Students in grades 7-10 will return to school only on March 7, officials from the education and health ministries and Prime Minister Benjamin Netanyahu decided Thursday. Education Minister Yoav Gallant had demanded that students in grades 7-10 also return to to school on Sunday, with the opening of stores and shopping centers. These students have attended school for a total of only about a month since the beginning of the year, and even then it was only for a few days a week.
However, the Health Ministry and Netanyahu turned Gallant down. The decision to bring them back to school from March 7 is in keeping with the Health Ministry’s initial plan for a gradual easing of the lockdown, and the ministry’s officials objected to the education minister’s demand to deviate from the plan.
The prime minister’s aides said, “In view of the relatively extensive opening of the country, which could lead to a rise in infection, and in view of the fears of the British variant’s effect and increased infection of children and youths who aren’t vaccinated, it has been decided at this stage to take a cautious approach and stick to the Health Ministry’s plan to emerge from the lockdown.”
When the vaccination drive began, teachers demanded to be classified as a priority group, yet more than a third of the country’s teachers are not vaccinated, according to figures provided by the HMOs Clalit and Maccabi.
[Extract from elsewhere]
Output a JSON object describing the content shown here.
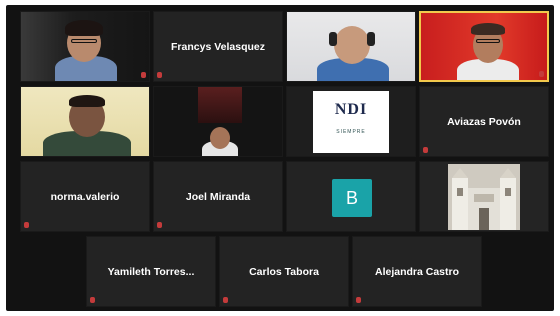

Meanwhile, Health Minister Yuli Edelstein said Thursday that anyone who uses a fake vaccination certificate to gain access to restricted venues would be liable to penalties and is risking a prison sentence.
“We understand there are ways to forge vaccination certificates, we’re not blind,” Edelstein said at a news conference in Airport City.
“Anyone who thinks it’s a game and prints a vaccination certificate even though he wasn’t vaccinated, will ultimately be caught and this can end in prison. There’s a long list of clauses in the law that enable it. You should be very careful.”